**What you are asked to do**
Leave out all pictures while repeating the records exactly and completely.

**Records provided**
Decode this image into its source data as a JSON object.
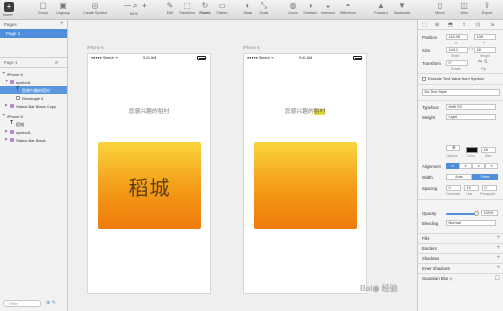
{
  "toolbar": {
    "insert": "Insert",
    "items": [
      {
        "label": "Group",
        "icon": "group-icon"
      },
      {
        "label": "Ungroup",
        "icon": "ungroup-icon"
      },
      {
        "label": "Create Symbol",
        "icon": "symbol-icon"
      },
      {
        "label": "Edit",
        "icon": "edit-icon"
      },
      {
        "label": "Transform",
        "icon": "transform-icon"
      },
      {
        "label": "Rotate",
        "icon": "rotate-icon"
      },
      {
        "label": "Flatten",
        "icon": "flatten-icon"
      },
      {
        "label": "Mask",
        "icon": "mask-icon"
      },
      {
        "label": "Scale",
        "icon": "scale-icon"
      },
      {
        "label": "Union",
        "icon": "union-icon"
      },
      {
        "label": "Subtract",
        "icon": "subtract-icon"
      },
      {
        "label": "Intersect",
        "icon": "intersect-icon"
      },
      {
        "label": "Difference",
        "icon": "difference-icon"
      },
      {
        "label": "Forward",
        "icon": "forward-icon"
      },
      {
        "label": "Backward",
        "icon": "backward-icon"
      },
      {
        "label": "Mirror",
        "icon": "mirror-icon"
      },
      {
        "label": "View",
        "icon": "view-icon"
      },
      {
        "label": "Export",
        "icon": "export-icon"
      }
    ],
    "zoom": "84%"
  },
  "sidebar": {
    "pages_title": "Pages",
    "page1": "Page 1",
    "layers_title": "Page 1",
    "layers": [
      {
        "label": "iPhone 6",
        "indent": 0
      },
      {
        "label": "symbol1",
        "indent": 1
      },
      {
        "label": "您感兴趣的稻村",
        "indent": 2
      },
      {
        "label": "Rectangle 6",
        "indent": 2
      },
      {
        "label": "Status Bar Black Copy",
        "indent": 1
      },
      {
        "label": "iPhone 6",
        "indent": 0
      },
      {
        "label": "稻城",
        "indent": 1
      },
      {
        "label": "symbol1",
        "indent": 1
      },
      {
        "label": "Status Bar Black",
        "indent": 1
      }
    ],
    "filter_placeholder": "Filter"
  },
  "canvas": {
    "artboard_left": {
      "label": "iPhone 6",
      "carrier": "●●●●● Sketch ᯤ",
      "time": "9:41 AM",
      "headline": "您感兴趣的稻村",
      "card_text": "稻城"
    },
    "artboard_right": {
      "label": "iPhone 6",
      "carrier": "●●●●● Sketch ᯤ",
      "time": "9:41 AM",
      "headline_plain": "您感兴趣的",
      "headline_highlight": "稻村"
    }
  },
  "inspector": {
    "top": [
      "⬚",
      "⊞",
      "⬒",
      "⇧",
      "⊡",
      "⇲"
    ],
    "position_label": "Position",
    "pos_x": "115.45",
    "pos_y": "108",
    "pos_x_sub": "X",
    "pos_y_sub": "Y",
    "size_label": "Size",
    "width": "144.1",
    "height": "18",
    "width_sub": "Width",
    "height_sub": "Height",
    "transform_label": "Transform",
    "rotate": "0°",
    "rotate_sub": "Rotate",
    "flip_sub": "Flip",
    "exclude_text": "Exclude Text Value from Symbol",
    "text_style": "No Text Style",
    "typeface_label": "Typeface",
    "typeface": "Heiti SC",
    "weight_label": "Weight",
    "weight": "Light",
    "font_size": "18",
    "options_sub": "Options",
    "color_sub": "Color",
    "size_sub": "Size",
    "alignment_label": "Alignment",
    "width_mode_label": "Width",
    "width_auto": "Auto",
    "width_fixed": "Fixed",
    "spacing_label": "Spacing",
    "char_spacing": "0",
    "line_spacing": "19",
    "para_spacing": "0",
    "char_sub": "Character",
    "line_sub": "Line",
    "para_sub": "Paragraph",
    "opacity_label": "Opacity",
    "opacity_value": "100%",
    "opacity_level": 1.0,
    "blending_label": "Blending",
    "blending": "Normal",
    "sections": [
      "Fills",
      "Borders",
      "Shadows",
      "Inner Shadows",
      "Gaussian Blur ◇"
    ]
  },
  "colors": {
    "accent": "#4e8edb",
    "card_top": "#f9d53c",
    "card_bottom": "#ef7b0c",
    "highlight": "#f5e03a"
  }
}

**Solved problem**
Decode this image into its source data as a JSON object.
{
  "toolbar": {
    "insert": "Insert",
    "items": [
      {
        "label": "Group",
        "icon": "group-icon"
      },
      {
        "label": "Ungroup",
        "icon": "ungroup-icon"
      },
      {
        "label": "Create Symbol",
        "icon": "symbol-icon"
      },
      {
        "label": "Edit",
        "icon": "edit-icon"
      },
      {
        "label": "Transform",
        "icon": "transform-icon"
      },
      {
        "label": "Rotate",
        "icon": "rotate-icon"
      },
      {
        "label": "Flatten",
        "icon": "flatten-icon"
      },
      {
        "label": "Mask",
        "icon": "mask-icon"
      },
      {
        "label": "Scale",
        "icon": "scale-icon"
      },
      {
        "label": "Union",
        "icon": "union-icon"
      },
      {
        "label": "Subtract",
        "icon": "subtract-icon"
      },
      {
        "label": "Intersect",
        "icon": "intersect-icon"
      },
      {
        "label": "Difference",
        "icon": "difference-icon"
      },
      {
        "label": "Forward",
        "icon": "forward-icon"
      },
      {
        "label": "Backward",
        "icon": "backward-icon"
      },
      {
        "label": "Mirror",
        "icon": "mirror-icon"
      },
      {
        "label": "View",
        "icon": "view-icon"
      },
      {
        "label": "Export",
        "icon": "export-icon"
      }
    ],
    "zoom": "84%"
  },
  "sidebar": {
    "pages_title": "Pages",
    "page1": "Page 1",
    "layers_title": "Page 1",
    "layers": [
      {
        "label": "iPhone 6",
        "indent": 0
      },
      {
        "label": "symbol1",
        "indent": 1
      },
      {
        "label": "您感兴趣的稻村",
        "indent": 2
      },
      {
        "label": "Rectangle 6",
        "indent": 2
      },
      {
        "label": "Status Bar Black Copy",
        "indent": 1
      },
      {
        "label": "iPhone 6",
        "indent": 0
      },
      {
        "label": "稻城",
        "indent": 1
      },
      {
        "label": "symbol1",
        "indent": 1
      },
      {
        "label": "Status Bar Black",
        "indent": 1
      }
    ],
    "filter_placeholder": "Filter"
  },
  "canvas": {
    "artboard_left": {
      "label": "iPhone 6",
      "carrier": "●●●●● Sketch ᯤ",
      "time": "9:41 AM",
      "headline": "您感兴趣的稻村",
      "card_text": "稻城"
    },
    "artboard_right": {
      "label": "iPhone 6",
      "carrier": "●●●●● Sketch ᯤ",
      "time": "9:41 AM",
      "headline_plain": "您感兴趣的",
      "headline_highlight": "稻村"
    }
  },
  "inspector": {
    "top": [
      "⬚",
      "⊞",
      "⬒",
      "⇧",
      "⊡",
      "⇲"
    ],
    "position_label": "Position",
    "pos_x": "115.45",
    "pos_y": "108",
    "pos_x_sub": "X",
    "pos_y_sub": "Y",
    "size_label": "Size",
    "width": "144.1",
    "height": "18",
    "width_sub": "Width",
    "height_sub": "Height",
    "transform_label": "Transform",
    "rotate": "0°",
    "rotate_sub": "Rotate",
    "flip_sub": "Flip",
    "exclude_text": "Exclude Text Value from Symbol",
    "text_style": "No Text Style",
    "typeface_label": "Typeface",
    "typeface": "Heiti SC",
    "weight_label": "Weight",
    "weight": "Light",
    "font_size": "18",
    "options_sub": "Options",
    "color_sub": "Color",
    "size_sub": "Size",
    "alignment_label": "Alignment",
    "width_mode_label": "Width",
    "width_auto": "Auto",
    "width_fixed": "Fixed",
    "spacing_label": "Spacing",
    "char_spacing": "0",
    "line_spacing": "19",
    "para_spacing": "0",
    "char_sub": "Character",
    "line_sub": "Line",
    "para_sub": "Paragraph",
    "opacity_label": "Opacity",
    "opacity_value": "100%",
    "opacity_level": 1.0,
    "blending_label": "Blending",
    "blending": "Normal",
    "sections": [
      "Fills",
      "Borders",
      "Shadows",
      "Inner Shadows",
      "Gaussian Blur ◇"
    ]
  },
  "colors": {
    "accent": "#4e8edb",
    "card_top": "#f9d53c",
    "card_bottom": "#ef7b0c",
    "highlight": "#f5e03a"
  }
}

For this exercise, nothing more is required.